Request that the SSA let you keep the money because collecting the overpayment would cause an undue financial hardship
By filing Form SSA-632-BK, you acknowledge that the SSA overpaid you. However, you also sincerely believe that you cannot repay over any timeframe because it would cause you an undue hardship.
Request that the SSA change their overpayment recovery
In this situation, you acknowledge that the SSA overpaid you, and that you may be able to repay the money without undue hardship.
However, you are asking the SSA to reduce your payment amounts and collect the money over a longer period of time so that you can continue to pay your living expenses.
You can request a change in the overpayment recovery method by filing Form SSA 634-BK.
If you’re receiving or filing for either SSI benefits or SSDI benefits, you must answer both questions below.
Indicate whether you authorize the SSA to obtain your wage and employment information for the SSDI program.
If you select yes, your authorization will stay in place until:
- The SSA makes a final adverse decision on your disability application, and the entire application process, including the appeals process, has run its course
- Your disability benefits entitlement ends, or
- You revoke your authorization in writing
In light of the information outlined in the fine print above, you might consider revoking your authorization in writing when you no longer want the SSA to obtain information from data payroll providers.
In a similar manner as the SSDI question, you’ll need to check Yes or No to whether you will allow the SSA to obtain wage and employment information for SSI purposes.
This authorization remains in place until:
- The SSA makes a final adverse decision and there are no other claims or appeals pending
- You or the other person’s benefits eligibility ends
- You revoke your authorization in writing, or
- The SSA no longer considers your income and resources for the other person
As directed, sign and date the form in blue ink or black ink only.
If you are signing this form, but you are not the individual whose information will be obtained, then you need to indicate why you have authority to sign. You can check one of two boxes:
- Parent of minor
Afterwards, print the name of the parent or guardian, as well as the mailing address for that individual.
The witness signature field is optional.
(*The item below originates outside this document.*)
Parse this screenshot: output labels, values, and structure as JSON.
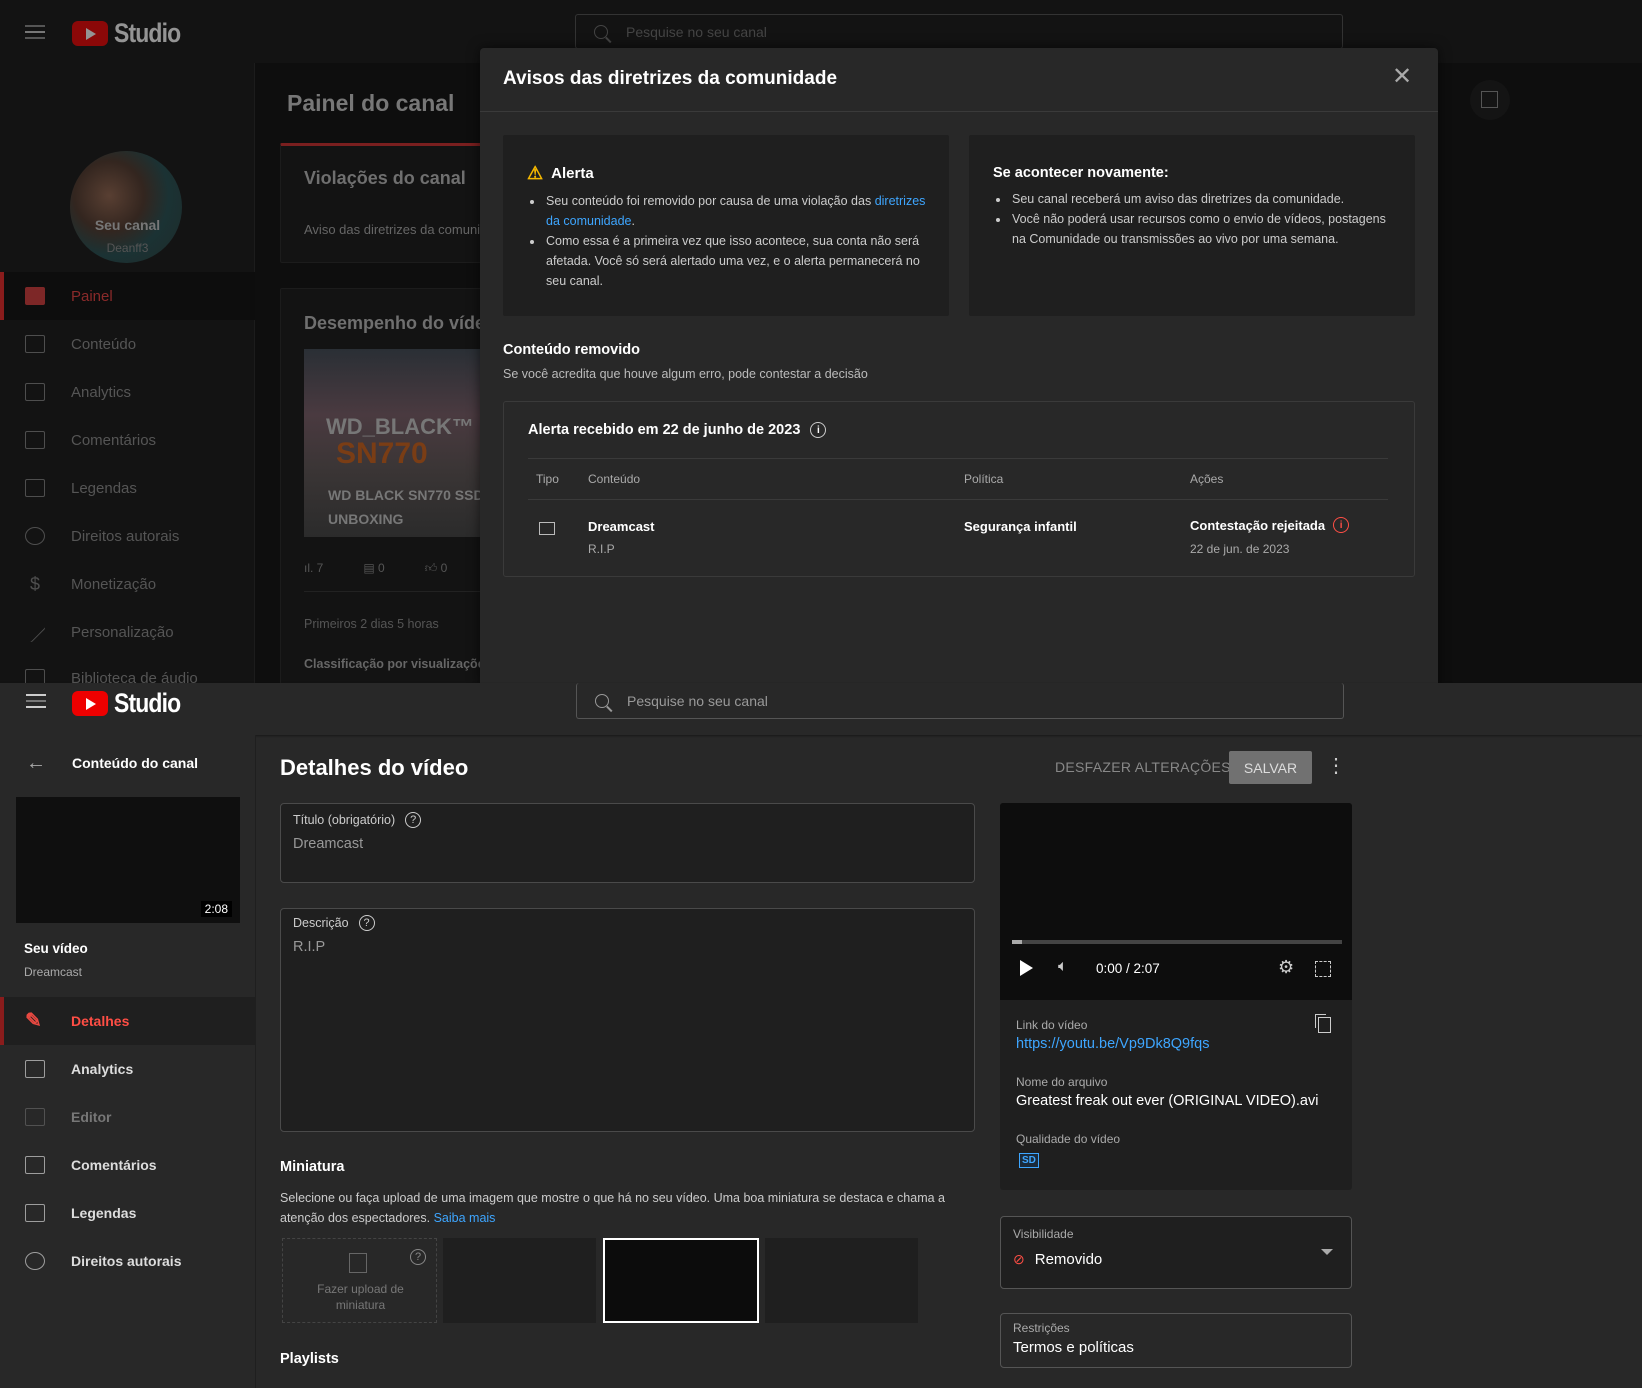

However, if this form is signed by a person who uses a mark (such as ‘X’) instead of an official signature, then you will need two witnesses to:
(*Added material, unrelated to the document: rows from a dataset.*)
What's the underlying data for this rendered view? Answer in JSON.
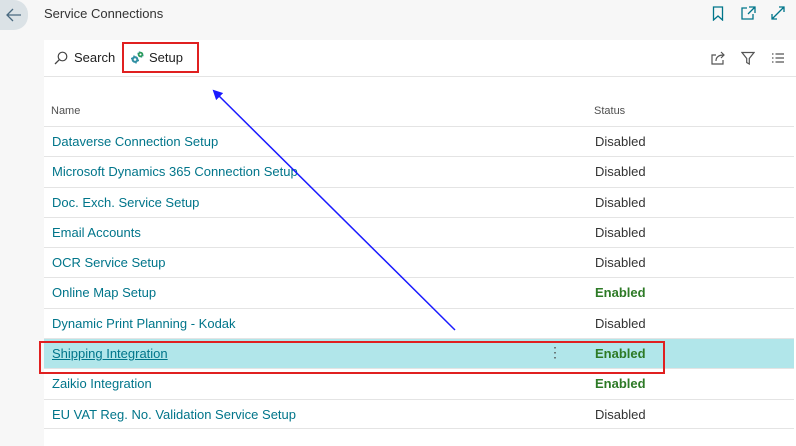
{
  "header": {
    "title": "Service Connections",
    "back_icon": "arrow-left-icon",
    "actions": [
      "bookmark-icon",
      "open-new-window-icon",
      "expand-icon"
    ]
  },
  "toolbar": {
    "search_label": "Search",
    "setup_label": "Setup",
    "right_actions": [
      "share-icon",
      "filter-icon",
      "list-view-icon"
    ]
  },
  "table": {
    "columns": {
      "name": "Name",
      "status": "Status"
    },
    "rows": [
      {
        "name": "Dataverse Connection Setup",
        "status": "Disabled"
      },
      {
        "name": "Microsoft Dynamics 365 Connection Setup",
        "status": "Disabled"
      },
      {
        "name": "Doc. Exch. Service Setup",
        "status": "Disabled"
      },
      {
        "name": "Email Accounts",
        "status": "Disabled"
      },
      {
        "name": "OCR Service Setup",
        "status": "Disabled"
      },
      {
        "name": "Online Map Setup",
        "status": "Enabled"
      },
      {
        "name": "Dynamic Print Planning - Kodak",
        "status": "Disabled"
      },
      {
        "name": "Shipping Integration",
        "status": "Enabled",
        "selected": true
      },
      {
        "name": "Zaikio Integration",
        "status": "Enabled"
      },
      {
        "name": "EU VAT Reg. No. Validation Service Setup",
        "status": "Disabled"
      }
    ]
  },
  "colors": {
    "link": "#00758a",
    "enabled": "#2d7a26",
    "selected_row": "#b1e6ea",
    "highlight_box": "#e02020",
    "annotation_arrow": "#1a1aff"
  }
}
- Sign the form attesting that they personally know the person, and
- Enter their mailing address as contact information
How do I file Form SSA 8240?
Unfortunately, there is no guidance on how to complete this form online, nor are their mailing instructions.
Unless you are directed otherwise, you should make arrangements to file your completed paper Form SSA 8240 with the SSA at your local office.
Check out our video tutorial for an overview of Form SSA-8240!
Frequently asked questions
Form SSA 8240 allows the Social Security Administration to obtain information directly from payroll data providers for purposes related to SSDI and SSI benefits.
According to the form, there is no mailing address to send your completed form to. Your best bet is to submit your completed form in person at the closest SSA field office.
Where can I find Form SSA 8240?
As with most Social Security forms, you can obtain Form SSA-8240 from your local Social Security office, or from the SSA website. For your convenience, we’ve enclosed the most current version in this article.